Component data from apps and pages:
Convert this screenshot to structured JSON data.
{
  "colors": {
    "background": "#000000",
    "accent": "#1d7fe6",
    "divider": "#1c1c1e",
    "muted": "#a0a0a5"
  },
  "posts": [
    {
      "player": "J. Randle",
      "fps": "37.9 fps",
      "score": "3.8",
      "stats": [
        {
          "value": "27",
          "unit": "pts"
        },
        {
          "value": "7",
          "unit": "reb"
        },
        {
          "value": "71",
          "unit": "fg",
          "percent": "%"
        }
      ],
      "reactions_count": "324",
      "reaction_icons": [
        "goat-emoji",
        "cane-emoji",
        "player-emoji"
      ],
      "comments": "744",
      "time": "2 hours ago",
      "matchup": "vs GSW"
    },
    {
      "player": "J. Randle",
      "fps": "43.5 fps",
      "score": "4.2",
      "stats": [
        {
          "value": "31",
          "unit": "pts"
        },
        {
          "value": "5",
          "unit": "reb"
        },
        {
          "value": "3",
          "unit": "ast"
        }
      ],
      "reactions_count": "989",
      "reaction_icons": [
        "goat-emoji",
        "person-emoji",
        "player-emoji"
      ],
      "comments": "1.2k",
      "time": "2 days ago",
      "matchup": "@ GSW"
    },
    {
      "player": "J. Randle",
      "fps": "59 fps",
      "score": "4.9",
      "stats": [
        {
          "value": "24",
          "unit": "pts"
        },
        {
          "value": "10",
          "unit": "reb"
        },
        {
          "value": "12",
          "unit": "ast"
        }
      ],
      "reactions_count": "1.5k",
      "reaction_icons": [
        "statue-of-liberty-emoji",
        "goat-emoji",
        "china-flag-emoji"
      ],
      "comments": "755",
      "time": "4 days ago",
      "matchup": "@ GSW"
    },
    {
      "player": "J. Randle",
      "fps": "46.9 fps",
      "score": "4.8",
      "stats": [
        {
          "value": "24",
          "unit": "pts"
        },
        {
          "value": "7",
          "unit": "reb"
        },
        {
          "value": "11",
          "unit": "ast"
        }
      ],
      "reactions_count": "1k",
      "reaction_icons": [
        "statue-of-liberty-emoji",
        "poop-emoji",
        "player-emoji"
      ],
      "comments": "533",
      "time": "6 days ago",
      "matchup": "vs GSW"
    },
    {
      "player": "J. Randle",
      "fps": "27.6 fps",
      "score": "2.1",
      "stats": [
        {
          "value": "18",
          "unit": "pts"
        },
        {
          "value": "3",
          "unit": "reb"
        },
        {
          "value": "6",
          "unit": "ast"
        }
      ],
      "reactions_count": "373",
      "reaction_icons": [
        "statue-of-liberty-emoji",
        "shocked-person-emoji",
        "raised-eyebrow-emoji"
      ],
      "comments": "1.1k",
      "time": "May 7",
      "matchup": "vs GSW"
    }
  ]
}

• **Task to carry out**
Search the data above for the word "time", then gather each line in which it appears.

• **Exercise answer**
      "time": "2 hours ago",
      "time": "2 days ago",
      "time": "4 days ago",
      "time": "6 days ago",
      "time": "May 7",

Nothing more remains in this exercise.